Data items
'''
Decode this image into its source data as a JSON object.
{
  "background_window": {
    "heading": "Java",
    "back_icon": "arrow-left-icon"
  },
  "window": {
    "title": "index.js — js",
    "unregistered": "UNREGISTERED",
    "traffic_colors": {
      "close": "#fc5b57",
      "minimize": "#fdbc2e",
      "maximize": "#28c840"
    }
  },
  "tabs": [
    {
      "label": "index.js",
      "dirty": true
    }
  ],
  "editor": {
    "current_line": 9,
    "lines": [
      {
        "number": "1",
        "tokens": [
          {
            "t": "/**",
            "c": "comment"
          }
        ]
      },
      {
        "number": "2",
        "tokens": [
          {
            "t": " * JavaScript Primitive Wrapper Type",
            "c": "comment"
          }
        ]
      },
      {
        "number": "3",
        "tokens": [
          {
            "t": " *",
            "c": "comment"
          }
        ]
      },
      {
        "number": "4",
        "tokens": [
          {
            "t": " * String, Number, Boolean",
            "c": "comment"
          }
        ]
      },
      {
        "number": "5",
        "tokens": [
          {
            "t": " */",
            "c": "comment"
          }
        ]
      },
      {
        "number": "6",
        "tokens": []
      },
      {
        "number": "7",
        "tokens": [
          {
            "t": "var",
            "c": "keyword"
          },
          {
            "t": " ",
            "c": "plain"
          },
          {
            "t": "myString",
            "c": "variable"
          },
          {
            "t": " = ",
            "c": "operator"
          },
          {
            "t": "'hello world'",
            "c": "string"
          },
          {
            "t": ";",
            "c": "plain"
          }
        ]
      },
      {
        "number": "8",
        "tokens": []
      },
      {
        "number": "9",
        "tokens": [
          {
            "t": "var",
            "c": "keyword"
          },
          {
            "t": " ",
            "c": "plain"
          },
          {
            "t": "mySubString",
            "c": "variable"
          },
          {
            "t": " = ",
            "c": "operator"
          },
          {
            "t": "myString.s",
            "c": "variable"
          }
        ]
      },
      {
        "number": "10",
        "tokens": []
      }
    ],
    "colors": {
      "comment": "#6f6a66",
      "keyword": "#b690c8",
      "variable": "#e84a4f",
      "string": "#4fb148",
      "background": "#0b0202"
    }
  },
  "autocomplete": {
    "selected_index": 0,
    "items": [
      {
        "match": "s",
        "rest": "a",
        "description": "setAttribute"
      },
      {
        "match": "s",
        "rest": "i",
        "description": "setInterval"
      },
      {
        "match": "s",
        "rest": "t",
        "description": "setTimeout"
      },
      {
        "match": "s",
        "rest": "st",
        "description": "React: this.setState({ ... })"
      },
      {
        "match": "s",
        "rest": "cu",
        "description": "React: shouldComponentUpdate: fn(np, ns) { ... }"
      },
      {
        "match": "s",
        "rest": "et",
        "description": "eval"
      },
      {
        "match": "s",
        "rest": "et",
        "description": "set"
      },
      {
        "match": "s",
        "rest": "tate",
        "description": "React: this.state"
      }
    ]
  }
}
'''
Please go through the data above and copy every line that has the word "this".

Decode this image into its source data as a JSON object.
        "description": "React: this.setState({ ... })"
        "description": "React: this.state"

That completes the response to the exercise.